Doc Cleveland: Horse Race? Or Hindenburg?
The Manhattan Institute is a conservative, somewhat libertarian think tank here in New York, probably best known for pushing the "broken windows policing," that has defined law enforcement in the city since the Giuliani era. They are generally free marketers and pro-law enforcement conservatives. They very often, like the contributors to Reason magazine or CATO classic, come up with some novel ideas and are worth checking in with every now and then, even by lefties.
In Slate today, one of their Senior Fellows, Robert Bryce, takes a swipe at the environmentalists campaigning against the Keystone Pipeline. The premise of the argument is that environmentalists are fools to think that stopping Keystone is going to keep all of those atmosphere dirtying fossil fuels from getting to the users who need them. Take away Keystone, he says, and the oil will be moved to port by rail. You can't stop the markets! Indeed, Bryce points out, new rail capacity is already being added, without protest, to transport the oil while the industry waits for Keystone to be built. The demand for the oil is there now and it's being met now.
Also, says Bryce, the rail people have competitive advantages:
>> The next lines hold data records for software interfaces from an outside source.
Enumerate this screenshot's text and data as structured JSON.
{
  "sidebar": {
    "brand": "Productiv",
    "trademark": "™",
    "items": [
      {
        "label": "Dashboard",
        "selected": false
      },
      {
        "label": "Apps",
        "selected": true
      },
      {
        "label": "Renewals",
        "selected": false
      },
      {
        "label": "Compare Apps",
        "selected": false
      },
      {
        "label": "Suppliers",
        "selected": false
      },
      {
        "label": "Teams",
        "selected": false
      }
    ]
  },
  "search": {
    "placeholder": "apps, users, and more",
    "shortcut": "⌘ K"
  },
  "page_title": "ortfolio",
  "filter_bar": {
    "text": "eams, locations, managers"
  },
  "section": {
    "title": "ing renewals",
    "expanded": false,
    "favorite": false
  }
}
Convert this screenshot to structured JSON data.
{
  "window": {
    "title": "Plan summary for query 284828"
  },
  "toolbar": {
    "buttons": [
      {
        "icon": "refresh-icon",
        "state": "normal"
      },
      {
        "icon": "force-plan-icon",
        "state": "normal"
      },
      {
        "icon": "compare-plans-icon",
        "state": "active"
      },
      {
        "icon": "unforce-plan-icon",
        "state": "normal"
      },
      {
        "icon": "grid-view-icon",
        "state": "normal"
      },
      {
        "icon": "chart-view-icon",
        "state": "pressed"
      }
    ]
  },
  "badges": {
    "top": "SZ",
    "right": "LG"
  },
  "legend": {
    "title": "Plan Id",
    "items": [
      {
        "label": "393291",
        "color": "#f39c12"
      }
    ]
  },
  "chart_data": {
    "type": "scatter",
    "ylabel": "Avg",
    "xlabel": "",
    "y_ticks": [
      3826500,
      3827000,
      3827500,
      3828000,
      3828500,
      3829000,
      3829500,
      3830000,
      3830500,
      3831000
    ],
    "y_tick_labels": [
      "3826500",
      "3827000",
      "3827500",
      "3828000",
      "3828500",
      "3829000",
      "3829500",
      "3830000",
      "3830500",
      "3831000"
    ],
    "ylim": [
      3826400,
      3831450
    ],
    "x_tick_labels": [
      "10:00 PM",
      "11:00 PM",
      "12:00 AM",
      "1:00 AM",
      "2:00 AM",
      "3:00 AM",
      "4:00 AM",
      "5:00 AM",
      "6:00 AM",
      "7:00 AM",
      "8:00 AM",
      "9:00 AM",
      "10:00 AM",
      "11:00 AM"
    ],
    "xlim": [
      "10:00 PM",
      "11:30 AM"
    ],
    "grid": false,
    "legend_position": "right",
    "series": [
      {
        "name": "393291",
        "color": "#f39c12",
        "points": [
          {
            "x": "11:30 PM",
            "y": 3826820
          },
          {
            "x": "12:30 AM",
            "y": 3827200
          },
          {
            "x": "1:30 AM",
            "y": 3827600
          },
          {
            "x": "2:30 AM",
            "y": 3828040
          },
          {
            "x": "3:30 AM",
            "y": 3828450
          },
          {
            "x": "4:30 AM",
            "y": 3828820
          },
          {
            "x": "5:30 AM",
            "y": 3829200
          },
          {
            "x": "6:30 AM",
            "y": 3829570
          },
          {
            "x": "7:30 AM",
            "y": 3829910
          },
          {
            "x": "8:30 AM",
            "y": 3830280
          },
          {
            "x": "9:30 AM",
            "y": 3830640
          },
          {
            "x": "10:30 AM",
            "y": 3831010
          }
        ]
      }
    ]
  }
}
"Rusty Braziel, RBN’s president, told me that the surge in moving oil by rail will continue because railroads give oil producers advantages that aren’t available when shipping their oil by pipeline. The most important one, says Braziel, is “optionality.” With a pipeline, producers can ship their oil only from Point A to Point B. By putting oil on rail cars, if prices at Point B are too low, the producer can ship to other buyers by simply rerouting the train. Furthermore, says Braziel, with pipelines, oil producers often have to make a commitment to ship their product on a given pipe for 10 or even 20 years. “The railroads will build a terminal for an 18- to 36-month commitment,” says Braziel. “The pipeline guys have got to be scared.”"
This is not an answer that's going to make Bill McKibben happy. I understand that he wants Keystone to be the line in the sand on fossil fuels. This might be the wrong front for that fight. Or maybe it is the right one. McKibben knows more about this than I do.
But I would argue this: Fossil fuel reliance is not the only reason to oppose Keystone. Groundwater contamination from pipeline spills is a big issue. (*)Rail seems safer in that regard.(*) Eminent domain is a big issue. People are having their land taken from them for Keystone. Most rail infrastructure has already been built. Along those lines, Keystone is supposed to be a job creator. Maybe it will be and maybe it won't. But the rail industry already exists. It can ramp up hiring now in response to increased demand. Heck, Warren Buffett bought a railroad last year.
Of course The Manhattan Institute isn't against the Keystone Pipeline, but their argument really means that the Pipeline is unnecessary. If the pipeline is stopped, the oil will just move by rail.
Fine. Let it.
(*) I should not have written this line. Even when I first put it in, I knew I was on shaky ground and writing based on hunch. In the comments below, a better informed poster (Verified Atheist) suggests that train derailments that lead to chemical spills occur more frequently than my flip comments suggests.